▶ TASK REQUIREMENTS:
Print each entry word for word without images.

Collection entries
[Start of section]

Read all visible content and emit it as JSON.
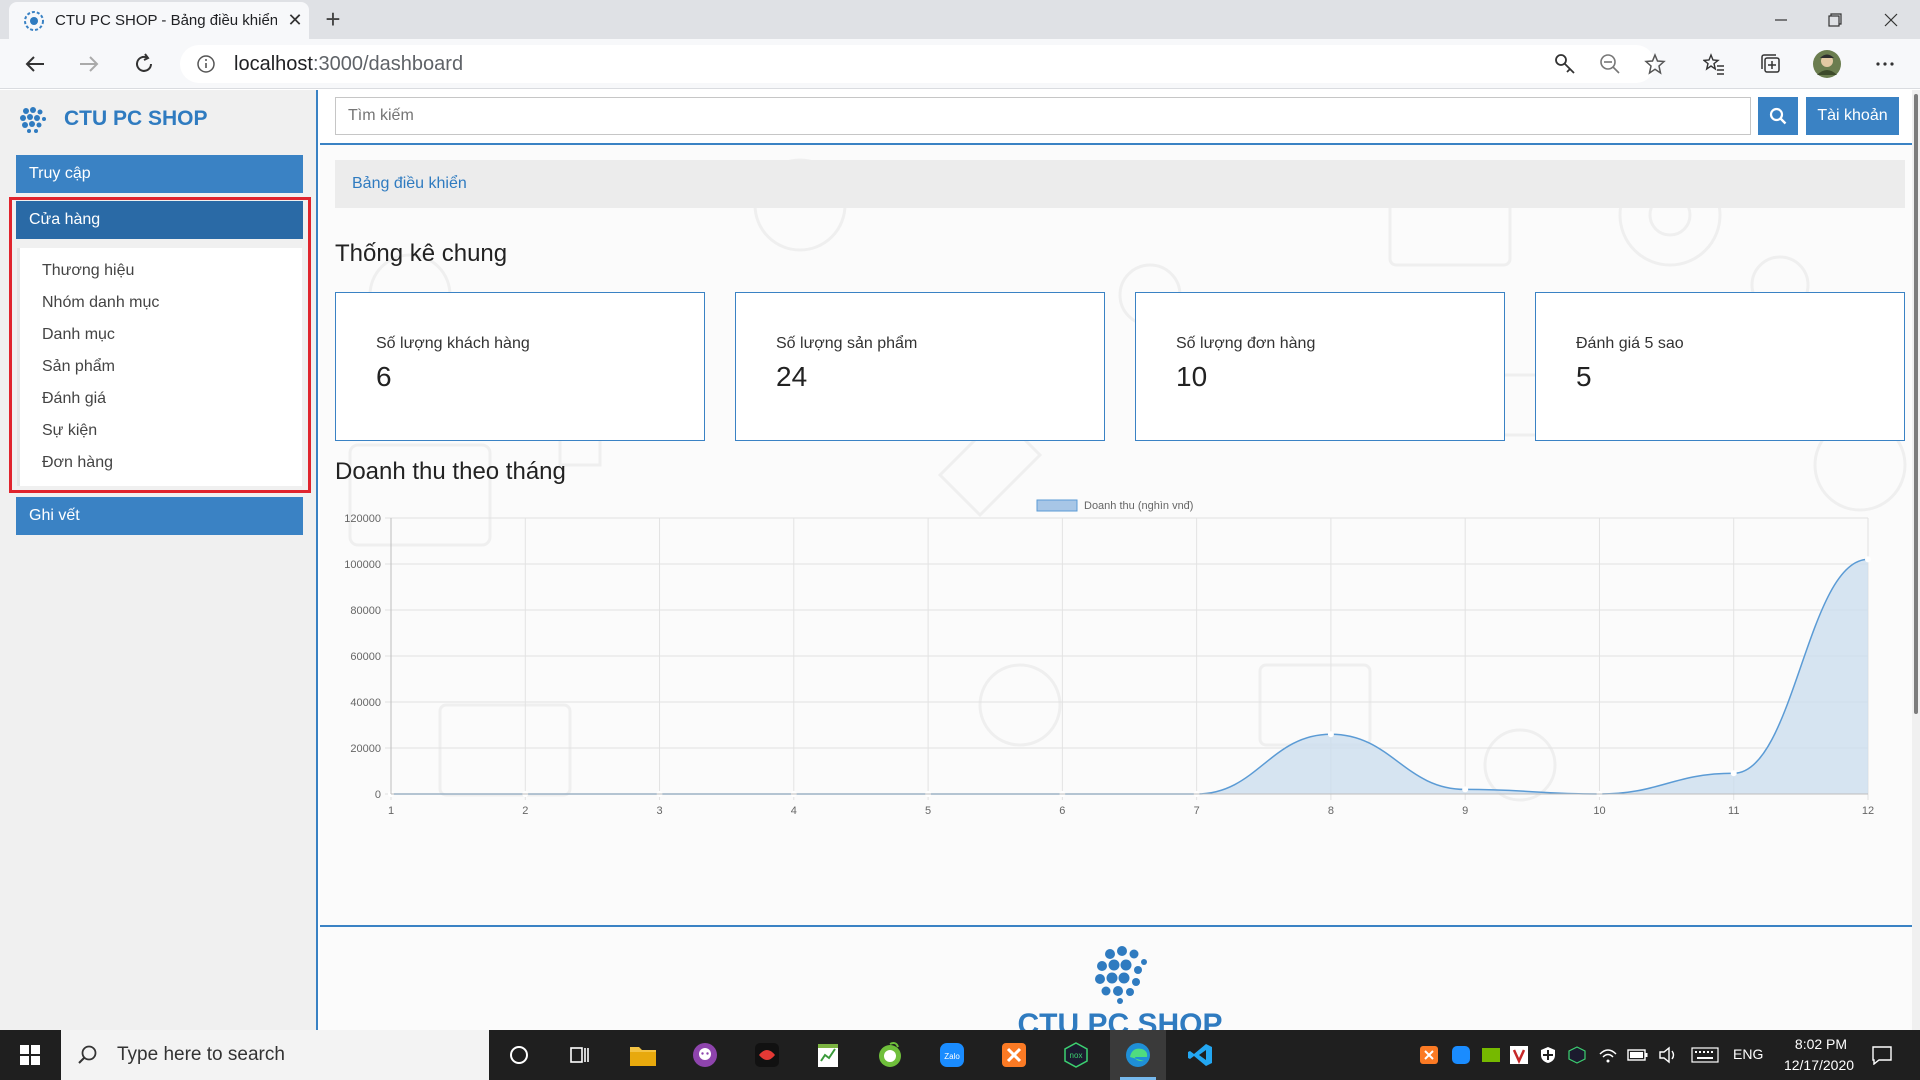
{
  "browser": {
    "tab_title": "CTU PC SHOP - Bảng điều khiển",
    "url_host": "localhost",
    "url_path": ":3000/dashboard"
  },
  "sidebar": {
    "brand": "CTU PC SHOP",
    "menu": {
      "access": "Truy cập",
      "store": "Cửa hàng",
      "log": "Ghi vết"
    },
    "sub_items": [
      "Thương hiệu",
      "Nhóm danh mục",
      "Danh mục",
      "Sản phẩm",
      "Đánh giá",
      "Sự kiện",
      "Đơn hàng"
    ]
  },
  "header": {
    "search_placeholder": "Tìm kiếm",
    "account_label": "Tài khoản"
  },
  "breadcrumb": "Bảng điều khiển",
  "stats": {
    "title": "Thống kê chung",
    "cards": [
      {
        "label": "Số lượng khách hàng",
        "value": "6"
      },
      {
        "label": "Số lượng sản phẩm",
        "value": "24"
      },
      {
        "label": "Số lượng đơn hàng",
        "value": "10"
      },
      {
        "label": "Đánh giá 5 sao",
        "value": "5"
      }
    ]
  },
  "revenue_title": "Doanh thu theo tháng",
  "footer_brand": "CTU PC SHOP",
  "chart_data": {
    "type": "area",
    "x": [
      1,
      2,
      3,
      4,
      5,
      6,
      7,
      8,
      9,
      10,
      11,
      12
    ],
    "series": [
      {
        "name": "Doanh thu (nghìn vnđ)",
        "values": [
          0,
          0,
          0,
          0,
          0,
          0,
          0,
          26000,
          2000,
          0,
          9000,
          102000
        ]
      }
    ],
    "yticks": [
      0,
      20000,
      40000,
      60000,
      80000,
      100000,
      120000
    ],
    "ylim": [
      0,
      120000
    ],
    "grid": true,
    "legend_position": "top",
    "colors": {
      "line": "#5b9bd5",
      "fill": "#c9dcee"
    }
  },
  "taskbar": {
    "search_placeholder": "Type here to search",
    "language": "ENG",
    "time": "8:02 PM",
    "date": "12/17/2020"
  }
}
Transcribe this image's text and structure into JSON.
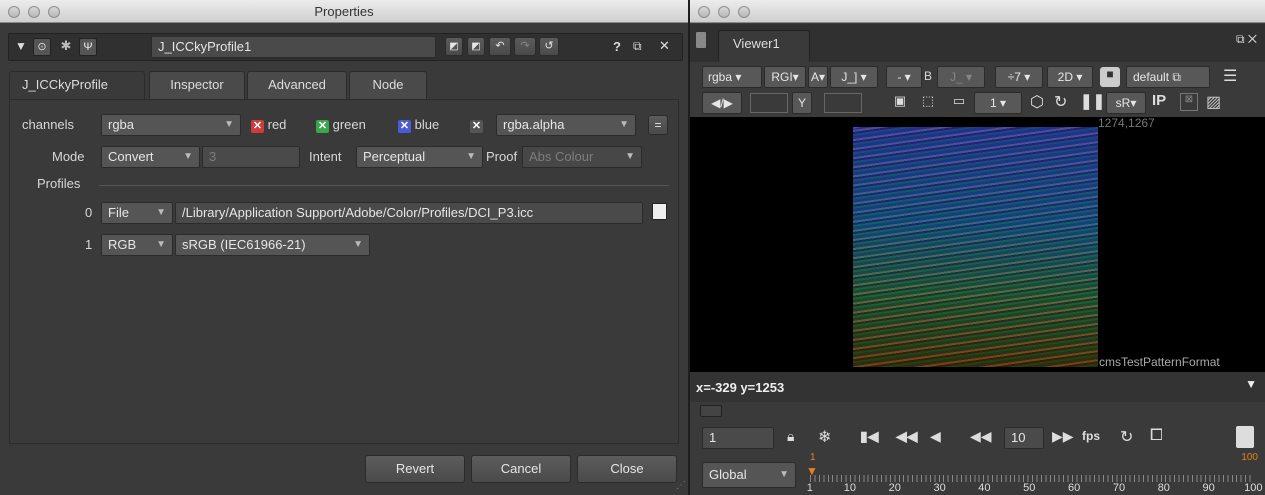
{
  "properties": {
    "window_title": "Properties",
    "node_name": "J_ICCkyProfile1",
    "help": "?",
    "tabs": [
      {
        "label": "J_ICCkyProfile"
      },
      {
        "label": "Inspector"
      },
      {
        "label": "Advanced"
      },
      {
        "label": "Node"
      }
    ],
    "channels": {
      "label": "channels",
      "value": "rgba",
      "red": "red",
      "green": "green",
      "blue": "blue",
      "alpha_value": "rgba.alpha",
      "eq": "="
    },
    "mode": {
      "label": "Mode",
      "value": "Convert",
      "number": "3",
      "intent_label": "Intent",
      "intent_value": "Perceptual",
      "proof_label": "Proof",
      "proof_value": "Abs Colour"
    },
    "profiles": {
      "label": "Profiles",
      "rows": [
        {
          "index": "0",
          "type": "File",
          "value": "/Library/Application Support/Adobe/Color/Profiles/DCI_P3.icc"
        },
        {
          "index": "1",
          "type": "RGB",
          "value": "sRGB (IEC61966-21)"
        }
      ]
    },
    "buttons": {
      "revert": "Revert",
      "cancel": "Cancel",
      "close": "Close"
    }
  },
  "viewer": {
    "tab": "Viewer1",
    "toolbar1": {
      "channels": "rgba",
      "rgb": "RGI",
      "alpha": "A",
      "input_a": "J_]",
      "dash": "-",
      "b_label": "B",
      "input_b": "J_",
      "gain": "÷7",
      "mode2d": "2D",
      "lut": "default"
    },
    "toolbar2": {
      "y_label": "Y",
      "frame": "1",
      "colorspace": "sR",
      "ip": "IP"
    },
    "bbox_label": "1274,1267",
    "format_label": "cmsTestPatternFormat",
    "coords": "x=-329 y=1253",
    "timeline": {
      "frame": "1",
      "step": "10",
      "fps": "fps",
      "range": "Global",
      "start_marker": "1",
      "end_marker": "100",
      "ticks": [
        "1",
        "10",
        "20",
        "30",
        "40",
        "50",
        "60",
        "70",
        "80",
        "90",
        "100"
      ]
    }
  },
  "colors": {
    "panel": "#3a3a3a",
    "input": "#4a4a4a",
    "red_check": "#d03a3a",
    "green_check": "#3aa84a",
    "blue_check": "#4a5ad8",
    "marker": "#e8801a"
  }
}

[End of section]

▶ RESPONSE AREA:
Read all visible content and emit it as JSON.
{
  "browser": {
    "tab_title": "CTU PC SHOP - Bảng điều khiển",
    "url_host": "localhost",
    "url_path": ":3000/dashboard"
  },
  "sidebar": {
    "brand": "CTU PC SHOP",
    "menu": {
      "access": "Truy cập",
      "store": "Cửa hàng",
      "log": "Ghi vết"
    },
    "sub_items": [
      "Thương hiệu",
      "Nhóm danh mục",
      "Danh mục",
      "Sản phẩm",
      "Đánh giá",
      "Sự kiện",
      "Đơn hàng"
    ]
  },
  "header": {
    "search_placeholder": "Tìm kiếm",
    "account_label": "Tài khoản"
  },
  "breadcrumb": "Bảng điều khiển",
  "stats": {
    "title": "Thống kê chung",
    "cards": [
      {
        "label": "Số lượng khách hàng",
        "value": "6"
      },
      {
        "label": "Số lượng sản phẩm",
        "value": "24"
      },
      {
        "label": "Số lượng đơn hàng",
        "value": "10"
      },
      {
        "label": "Đánh giá 5 sao",
        "value": "5"
      }
    ]
  },
  "revenue_title": "Doanh thu theo tháng",
  "footer_brand": "CTU PC SHOP",
  "chart_data": {
    "type": "area",
    "x": [
      1,
      2,
      3,
      4,
      5,
      6,
      7,
      8,
      9,
      10,
      11,
      12
    ],
    "series": [
      {
        "name": "Doanh thu (nghìn vnđ)",
        "values": [
          0,
          0,
          0,
          0,
          0,
          0,
          0,
          26000,
          2000,
          0,
          9000,
          102000
        ]
      }
    ],
    "yticks": [
      0,
      20000,
      40000,
      60000,
      80000,
      100000,
      120000
    ],
    "ylim": [
      0,
      120000
    ],
    "grid": true,
    "legend_position": "top",
    "colors": {
      "line": "#5b9bd5",
      "fill": "#c9dcee"
    }
  },
  "taskbar": {
    "search_placeholder": "Type here to search",
    "language": "ENG",
    "time": "8:02 PM",
    "date": "12/17/2020"
  }
}
Transcribe this image's text and structure into JSON.
{
  "properties": {
    "window_title": "Properties",
    "node_name": "J_ICCkyProfile1",
    "help": "?",
    "tabs": [
      {
        "label": "J_ICCkyProfile"
      },
      {
        "label": "Inspector"
      },
      {
        "label": "Advanced"
      },
      {
        "label": "Node"
      }
    ],
    "channels": {
      "label": "channels",
      "value": "rgba",
      "red": "red",
      "green": "green",
      "blue": "blue",
      "alpha_value": "rgba.alpha",
      "eq": "="
    },
    "mode": {
      "label": "Mode",
      "value": "Convert",
      "number": "3",
      "intent_label": "Intent",
      "intent_value": "Perceptual",
      "proof_label": "Proof",
      "proof_value": "Abs Colour"
    },
    "profiles": {
      "label": "Profiles",
      "rows": [
        {
          "index": "0",
          "type": "File",
          "value": "/Library/Application Support/Adobe/Color/Profiles/DCI_P3.icc"
        },
        {
          "index": "1",
          "type": "RGB",
          "value": "sRGB (IEC61966-21)"
        }
      ]
    },
    "buttons": {
      "revert": "Revert",
      "cancel": "Cancel",
      "close": "Close"
    }
  },
  "viewer": {
    "tab": "Viewer1",
    "toolbar1": {
      "channels": "rgba",
      "rgb": "RGI",
      "alpha": "A",
      "input_a": "J_]",
      "dash": "-",
      "b_label": "B",
      "input_b": "J_",
      "gain": "÷7",
      "mode2d": "2D",
      "lut": "default"
    },
    "toolbar2": {
      "y_label": "Y",
      "frame": "1",
      "colorspace": "sR",
      "ip": "IP"
    },
    "bbox_label": "1274,1267",
    "format_label": "cmsTestPatternFormat",
    "coords": "x=-329 y=1253",
    "timeline": {
      "frame": "1",
      "step": "10",
      "fps": "fps",
      "range": "Global",
      "start_marker": "1",
      "end_marker": "100",
      "ticks": [
        "1",
        "10",
        "20",
        "30",
        "40",
        "50",
        "60",
        "70",
        "80",
        "90",
        "100"
      ]
    }
  },
  "colors": {
    "panel": "#3a3a3a",
    "input": "#4a4a4a",
    "red_check": "#d03a3a",
    "green_check": "#3aa84a",
    "blue_check": "#4a5ad8",
    "marker": "#e8801a"
  }
}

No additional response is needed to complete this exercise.